MYOEPITHELIAL ONTOGENY IN PREPUBERTAL HEIFERS
Animal Genomics and Improvement Laboratory
2010 Annual Report
1a.Objectives (from AD-416)
Our proposed experiments are designed to evaluate the impact of myoepithelial cells in prepubertal bovine mammogenesis and investigate ovariectomy-induced changes in gene expression that lead to myoepithelial differentiation. The project has two primary objectives. Objective 1 is to investigate the ontogeny of myoepithelial cells in the prepubertal bovine mammary gland. This will include (a) developing validated protocols for a panel of immunohistochemically defined markers of myoepithelial cells in bovine mammary tissues; (b) performing an analysis of myoepithelial differentiation in archived samples of prepubertal bovine mammary parenchyma and (c) investigating the ontogeny of myoepithelial cells between birth and 42d of age. Objective 2 is to test whether ovariectomy during the early postnatal development window alters the expression of genes involved in myoepithelial cell differentiation in the prepubertal bovine mammary gland.
1b.Approach (from AD-416)

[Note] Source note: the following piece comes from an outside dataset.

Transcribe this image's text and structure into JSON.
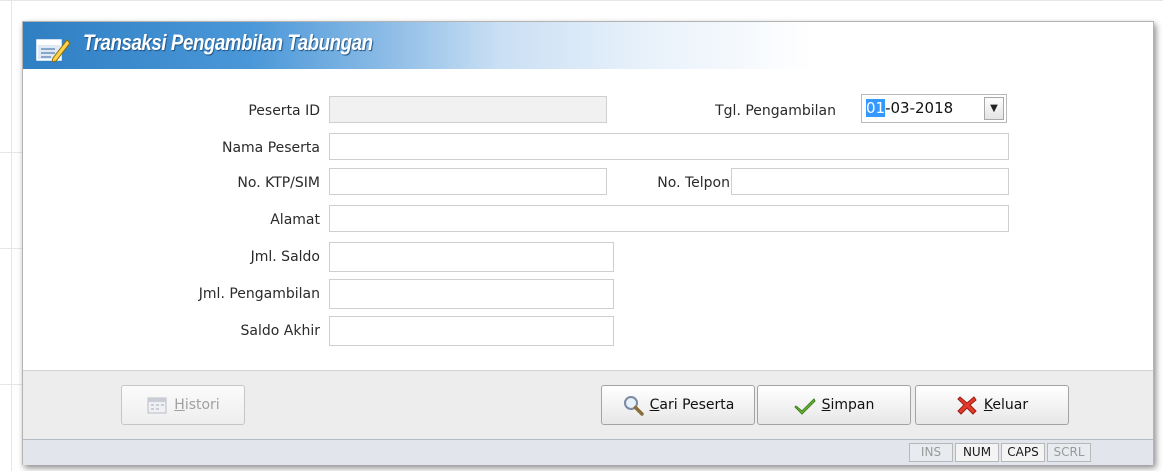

Our proposed experiments are designed to evaluate the impact of myoepithelial cells in prepubertal bovine mammogenesis and investigate ovariectomy-induced changes in gene expression that lead to myoepithelial differentiation. Co-localization studies will allow us to delineate stages of differentiation through myoepithelial ontogeny. Analysis of myoepithelial differentiation and ontogeny in archived tissue samples will yield insight into physiologic regulation of myoepithelial differentiation, and analysis of myoepithelial ontogeny from birth to 42d of age will fill a substantial knowledge gap related to peri-natal bovine mammary development. Finally, we will use laser microdissection and microarrays to assay changes in gene expression that underlie the observed effect of ovariectomy on myoepithelial differentiation. Data from these studies will provide new insights into mechanisms that control mammogenesis in prepubertal heifers and therefore aid in efforts to develop therapies to improve mammary development and milk production. Additionally, knowledge of cell lineage and mammary gland development is key for future studies designed to promote repair of mammary tissue that has been damaged by mastitis.
The project was initiated in September 2009. A postdoctoral fellow was hired by the PI at Clemson University and immunohistochemical methods have been established. A contract was finalized by Clemson for the purchase of microarrays to be used for surveying changes in gene expression on a global level. Embedded and frozen tissues will be sent to Beltsville for sectioning and laser microdissection in September 2010. Monitoring activities associated with this project include frequent (~monthly) telephone and email exchanges to coordinate and monitor activities at the multiple sites, and annual updates presented to NIFA-APHIS NPS at the ADSA/ASAS National Meeting and submission of an annual progress report to NIFA-NRI.